PROBLEM: Within the data below, copy each line where the string "this" is found.

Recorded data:
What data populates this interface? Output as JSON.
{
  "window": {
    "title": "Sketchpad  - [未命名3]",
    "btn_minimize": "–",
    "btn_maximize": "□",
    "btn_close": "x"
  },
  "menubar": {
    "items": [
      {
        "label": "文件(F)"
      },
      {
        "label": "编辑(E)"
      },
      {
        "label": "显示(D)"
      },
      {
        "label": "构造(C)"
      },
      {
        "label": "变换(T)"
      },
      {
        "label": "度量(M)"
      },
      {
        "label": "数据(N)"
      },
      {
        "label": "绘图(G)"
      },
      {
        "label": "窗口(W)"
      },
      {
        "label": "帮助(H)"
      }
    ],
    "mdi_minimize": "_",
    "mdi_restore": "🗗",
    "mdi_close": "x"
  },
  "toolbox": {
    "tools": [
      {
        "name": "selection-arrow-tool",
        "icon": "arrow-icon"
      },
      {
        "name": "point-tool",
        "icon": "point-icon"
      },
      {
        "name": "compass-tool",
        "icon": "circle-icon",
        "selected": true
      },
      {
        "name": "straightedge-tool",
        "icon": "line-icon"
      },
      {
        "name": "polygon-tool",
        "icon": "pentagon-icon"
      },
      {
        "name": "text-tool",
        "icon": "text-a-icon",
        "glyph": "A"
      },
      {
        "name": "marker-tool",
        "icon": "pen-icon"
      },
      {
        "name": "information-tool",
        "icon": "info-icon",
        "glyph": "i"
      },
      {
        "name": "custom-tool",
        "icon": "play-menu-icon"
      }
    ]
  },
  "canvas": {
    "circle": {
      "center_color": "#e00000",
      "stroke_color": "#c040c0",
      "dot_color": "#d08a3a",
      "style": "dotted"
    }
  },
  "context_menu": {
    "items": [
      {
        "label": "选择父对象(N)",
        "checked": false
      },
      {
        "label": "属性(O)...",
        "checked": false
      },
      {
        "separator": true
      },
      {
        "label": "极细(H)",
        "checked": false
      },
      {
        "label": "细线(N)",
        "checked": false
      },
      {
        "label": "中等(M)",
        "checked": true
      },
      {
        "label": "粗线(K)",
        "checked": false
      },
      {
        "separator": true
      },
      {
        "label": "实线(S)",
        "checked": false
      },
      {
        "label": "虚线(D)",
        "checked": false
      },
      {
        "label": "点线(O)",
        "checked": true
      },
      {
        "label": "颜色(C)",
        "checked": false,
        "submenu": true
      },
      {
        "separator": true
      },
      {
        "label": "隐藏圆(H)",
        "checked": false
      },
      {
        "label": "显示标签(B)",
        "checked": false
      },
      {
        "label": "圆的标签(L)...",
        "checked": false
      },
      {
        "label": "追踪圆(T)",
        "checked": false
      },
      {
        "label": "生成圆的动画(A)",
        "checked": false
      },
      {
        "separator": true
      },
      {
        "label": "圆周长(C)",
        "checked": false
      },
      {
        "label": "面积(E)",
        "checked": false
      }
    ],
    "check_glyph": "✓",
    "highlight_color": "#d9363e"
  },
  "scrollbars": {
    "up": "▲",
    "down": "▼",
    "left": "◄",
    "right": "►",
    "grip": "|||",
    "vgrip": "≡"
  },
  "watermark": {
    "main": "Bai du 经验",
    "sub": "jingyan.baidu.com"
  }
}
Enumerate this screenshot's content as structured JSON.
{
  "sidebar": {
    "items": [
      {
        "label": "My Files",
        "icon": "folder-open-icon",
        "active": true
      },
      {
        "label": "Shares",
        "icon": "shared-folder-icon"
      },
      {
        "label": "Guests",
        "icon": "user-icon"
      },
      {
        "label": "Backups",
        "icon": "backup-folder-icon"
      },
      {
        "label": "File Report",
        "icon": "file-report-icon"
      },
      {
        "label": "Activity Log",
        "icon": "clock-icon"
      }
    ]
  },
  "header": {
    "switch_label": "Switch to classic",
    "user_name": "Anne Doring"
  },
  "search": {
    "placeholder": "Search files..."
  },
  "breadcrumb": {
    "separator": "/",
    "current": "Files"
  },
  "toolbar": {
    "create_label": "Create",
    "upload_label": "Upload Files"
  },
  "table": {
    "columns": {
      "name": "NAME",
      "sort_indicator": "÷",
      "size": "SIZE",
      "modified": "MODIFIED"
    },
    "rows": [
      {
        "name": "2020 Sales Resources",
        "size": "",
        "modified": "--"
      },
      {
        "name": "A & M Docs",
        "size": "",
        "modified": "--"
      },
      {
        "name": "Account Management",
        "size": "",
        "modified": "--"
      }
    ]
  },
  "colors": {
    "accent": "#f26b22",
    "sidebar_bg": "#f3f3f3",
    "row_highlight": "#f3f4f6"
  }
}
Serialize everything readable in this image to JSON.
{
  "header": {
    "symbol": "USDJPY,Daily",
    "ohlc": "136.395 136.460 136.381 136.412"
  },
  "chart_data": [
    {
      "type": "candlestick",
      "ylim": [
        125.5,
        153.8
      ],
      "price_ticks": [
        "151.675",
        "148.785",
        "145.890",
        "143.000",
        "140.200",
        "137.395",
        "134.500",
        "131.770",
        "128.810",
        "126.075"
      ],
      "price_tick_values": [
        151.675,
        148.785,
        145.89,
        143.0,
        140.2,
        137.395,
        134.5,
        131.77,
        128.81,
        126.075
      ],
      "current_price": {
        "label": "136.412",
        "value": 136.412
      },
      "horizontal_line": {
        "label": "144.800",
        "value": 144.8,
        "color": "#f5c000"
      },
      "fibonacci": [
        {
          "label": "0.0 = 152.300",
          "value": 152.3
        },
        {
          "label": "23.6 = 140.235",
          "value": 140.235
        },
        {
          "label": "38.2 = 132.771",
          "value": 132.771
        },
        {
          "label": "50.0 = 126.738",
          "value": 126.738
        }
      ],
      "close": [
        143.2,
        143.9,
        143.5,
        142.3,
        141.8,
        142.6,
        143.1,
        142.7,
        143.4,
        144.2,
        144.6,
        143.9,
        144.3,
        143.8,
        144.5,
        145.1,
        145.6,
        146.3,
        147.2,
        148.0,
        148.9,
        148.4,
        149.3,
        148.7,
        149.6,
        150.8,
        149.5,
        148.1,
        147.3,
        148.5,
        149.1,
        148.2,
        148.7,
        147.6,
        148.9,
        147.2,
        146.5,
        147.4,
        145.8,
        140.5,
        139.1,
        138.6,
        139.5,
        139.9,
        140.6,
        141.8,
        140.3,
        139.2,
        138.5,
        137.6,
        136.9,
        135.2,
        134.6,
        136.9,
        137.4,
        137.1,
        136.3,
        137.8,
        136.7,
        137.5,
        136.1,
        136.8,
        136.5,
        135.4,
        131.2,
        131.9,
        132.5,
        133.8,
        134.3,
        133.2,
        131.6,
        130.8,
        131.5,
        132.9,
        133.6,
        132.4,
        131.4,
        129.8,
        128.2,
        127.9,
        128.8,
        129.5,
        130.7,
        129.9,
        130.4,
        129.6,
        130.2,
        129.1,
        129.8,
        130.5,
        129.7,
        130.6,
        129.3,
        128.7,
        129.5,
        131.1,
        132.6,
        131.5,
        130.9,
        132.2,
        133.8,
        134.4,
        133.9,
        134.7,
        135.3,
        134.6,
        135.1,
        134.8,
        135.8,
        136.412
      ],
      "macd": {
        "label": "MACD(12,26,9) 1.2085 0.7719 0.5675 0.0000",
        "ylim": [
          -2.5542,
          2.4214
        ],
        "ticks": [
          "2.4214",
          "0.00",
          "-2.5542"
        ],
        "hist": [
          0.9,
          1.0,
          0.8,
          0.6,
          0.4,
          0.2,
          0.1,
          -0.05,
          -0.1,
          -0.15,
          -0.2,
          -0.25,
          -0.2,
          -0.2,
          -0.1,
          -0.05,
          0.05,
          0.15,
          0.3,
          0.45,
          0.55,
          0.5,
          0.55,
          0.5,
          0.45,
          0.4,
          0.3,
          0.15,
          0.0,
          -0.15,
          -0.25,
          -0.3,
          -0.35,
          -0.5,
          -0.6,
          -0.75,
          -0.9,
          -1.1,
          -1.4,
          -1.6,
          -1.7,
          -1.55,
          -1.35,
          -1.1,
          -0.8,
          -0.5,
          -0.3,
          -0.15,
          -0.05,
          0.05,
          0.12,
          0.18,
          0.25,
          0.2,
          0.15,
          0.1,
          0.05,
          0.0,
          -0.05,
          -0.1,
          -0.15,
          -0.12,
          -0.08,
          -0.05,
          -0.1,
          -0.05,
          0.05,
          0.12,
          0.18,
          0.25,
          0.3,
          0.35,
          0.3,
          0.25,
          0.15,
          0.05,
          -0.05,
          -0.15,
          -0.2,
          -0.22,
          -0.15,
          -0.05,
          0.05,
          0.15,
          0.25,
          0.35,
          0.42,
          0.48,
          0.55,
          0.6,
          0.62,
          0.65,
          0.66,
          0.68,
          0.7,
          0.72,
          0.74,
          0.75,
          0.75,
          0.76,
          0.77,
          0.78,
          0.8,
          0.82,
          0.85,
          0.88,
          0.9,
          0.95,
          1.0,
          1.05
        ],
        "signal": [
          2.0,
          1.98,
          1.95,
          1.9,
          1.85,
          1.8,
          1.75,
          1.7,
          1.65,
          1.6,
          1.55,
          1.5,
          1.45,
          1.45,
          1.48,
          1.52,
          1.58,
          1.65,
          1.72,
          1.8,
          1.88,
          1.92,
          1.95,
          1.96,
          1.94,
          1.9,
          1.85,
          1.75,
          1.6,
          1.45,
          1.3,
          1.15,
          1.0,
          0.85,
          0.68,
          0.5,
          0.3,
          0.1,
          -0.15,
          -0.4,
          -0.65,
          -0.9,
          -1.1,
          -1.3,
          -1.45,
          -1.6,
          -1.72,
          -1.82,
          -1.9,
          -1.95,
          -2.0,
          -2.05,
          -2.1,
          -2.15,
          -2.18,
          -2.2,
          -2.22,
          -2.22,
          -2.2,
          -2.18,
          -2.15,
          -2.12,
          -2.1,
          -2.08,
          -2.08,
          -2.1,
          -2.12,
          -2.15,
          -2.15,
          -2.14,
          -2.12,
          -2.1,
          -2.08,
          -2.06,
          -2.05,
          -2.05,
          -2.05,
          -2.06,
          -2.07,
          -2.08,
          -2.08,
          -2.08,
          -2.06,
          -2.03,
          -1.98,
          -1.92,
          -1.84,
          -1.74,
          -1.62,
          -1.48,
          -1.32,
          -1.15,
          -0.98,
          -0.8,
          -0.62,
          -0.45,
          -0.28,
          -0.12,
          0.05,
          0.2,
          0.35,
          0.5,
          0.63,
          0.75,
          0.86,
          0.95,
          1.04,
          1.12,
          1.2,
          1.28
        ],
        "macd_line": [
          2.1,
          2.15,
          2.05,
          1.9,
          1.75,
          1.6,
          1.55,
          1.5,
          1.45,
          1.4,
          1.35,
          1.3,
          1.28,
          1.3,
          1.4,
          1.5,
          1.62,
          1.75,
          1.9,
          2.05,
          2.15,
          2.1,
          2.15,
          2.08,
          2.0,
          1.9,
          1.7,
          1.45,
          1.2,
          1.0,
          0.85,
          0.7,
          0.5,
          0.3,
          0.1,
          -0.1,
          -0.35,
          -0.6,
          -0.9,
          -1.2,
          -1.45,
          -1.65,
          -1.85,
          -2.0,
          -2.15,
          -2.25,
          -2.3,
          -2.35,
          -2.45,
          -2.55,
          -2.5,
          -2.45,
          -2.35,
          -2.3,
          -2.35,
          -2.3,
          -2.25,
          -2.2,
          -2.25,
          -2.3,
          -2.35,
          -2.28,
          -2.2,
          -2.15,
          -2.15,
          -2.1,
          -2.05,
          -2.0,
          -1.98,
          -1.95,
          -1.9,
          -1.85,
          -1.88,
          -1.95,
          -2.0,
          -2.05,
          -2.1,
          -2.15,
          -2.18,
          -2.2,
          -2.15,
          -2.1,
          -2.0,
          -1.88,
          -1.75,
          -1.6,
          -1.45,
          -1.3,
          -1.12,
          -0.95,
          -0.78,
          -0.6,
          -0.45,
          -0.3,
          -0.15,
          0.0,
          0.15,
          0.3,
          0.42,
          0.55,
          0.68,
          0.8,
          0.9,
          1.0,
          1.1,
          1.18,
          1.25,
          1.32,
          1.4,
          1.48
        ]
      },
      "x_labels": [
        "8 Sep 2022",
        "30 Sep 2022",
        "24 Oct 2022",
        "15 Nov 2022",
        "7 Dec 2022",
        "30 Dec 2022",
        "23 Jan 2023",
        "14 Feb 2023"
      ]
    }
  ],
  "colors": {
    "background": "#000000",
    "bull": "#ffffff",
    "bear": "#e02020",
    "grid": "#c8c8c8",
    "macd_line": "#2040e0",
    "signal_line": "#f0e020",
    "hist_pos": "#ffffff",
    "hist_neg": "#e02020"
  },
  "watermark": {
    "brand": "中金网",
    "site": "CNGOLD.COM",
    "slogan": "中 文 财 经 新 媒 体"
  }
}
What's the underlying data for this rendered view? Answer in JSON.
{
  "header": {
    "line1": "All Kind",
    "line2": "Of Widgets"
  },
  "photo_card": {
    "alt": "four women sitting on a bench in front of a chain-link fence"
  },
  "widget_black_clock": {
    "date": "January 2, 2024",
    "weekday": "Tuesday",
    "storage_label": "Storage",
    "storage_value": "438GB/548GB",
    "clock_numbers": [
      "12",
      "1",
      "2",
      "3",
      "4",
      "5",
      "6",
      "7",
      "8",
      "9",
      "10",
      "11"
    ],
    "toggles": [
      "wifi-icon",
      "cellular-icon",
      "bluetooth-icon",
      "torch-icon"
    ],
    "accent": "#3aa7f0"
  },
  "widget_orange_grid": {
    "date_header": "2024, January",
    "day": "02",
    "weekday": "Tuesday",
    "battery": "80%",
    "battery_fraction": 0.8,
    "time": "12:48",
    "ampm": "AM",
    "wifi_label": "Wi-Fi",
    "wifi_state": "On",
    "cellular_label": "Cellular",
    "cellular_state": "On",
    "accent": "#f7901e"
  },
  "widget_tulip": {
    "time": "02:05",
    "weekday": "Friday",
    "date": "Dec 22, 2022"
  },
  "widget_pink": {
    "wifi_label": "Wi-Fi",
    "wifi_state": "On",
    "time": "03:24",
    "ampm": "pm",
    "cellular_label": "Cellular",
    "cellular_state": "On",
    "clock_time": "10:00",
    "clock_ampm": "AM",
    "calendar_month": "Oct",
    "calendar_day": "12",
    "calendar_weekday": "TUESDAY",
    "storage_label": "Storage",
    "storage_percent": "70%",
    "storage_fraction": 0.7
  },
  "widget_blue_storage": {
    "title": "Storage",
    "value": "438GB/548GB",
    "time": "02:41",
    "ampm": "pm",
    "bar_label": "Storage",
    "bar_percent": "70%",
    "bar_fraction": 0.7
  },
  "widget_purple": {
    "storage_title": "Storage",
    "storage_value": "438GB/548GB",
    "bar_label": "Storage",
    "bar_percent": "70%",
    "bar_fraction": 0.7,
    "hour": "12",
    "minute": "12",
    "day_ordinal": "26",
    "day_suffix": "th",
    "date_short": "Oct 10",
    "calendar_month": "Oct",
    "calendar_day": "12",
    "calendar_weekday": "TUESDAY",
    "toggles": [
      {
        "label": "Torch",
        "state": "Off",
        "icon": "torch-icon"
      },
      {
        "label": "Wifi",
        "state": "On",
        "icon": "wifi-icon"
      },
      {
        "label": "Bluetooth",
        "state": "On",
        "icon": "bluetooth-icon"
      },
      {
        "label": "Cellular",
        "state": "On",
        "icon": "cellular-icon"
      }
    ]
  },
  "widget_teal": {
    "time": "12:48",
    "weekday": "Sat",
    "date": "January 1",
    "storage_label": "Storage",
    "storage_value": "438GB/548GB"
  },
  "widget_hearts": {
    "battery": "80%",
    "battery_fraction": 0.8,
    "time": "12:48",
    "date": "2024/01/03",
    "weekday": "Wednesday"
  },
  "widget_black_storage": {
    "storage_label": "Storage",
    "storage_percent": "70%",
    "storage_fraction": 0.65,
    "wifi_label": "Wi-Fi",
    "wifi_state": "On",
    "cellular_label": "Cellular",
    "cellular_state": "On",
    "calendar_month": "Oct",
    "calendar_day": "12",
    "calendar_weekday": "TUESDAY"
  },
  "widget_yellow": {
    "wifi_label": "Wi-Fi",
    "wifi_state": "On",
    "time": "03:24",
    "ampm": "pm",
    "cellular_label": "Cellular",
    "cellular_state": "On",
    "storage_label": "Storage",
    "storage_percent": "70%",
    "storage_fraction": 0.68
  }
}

EXERCISE OUTPUT:
What data populates this interface? Output as JSON.
Enumerate this screenshot's content as structured JSON.
Serialize everything readable in this image to JSON.
What's the underlying data for this rendered view? Answer in JSON.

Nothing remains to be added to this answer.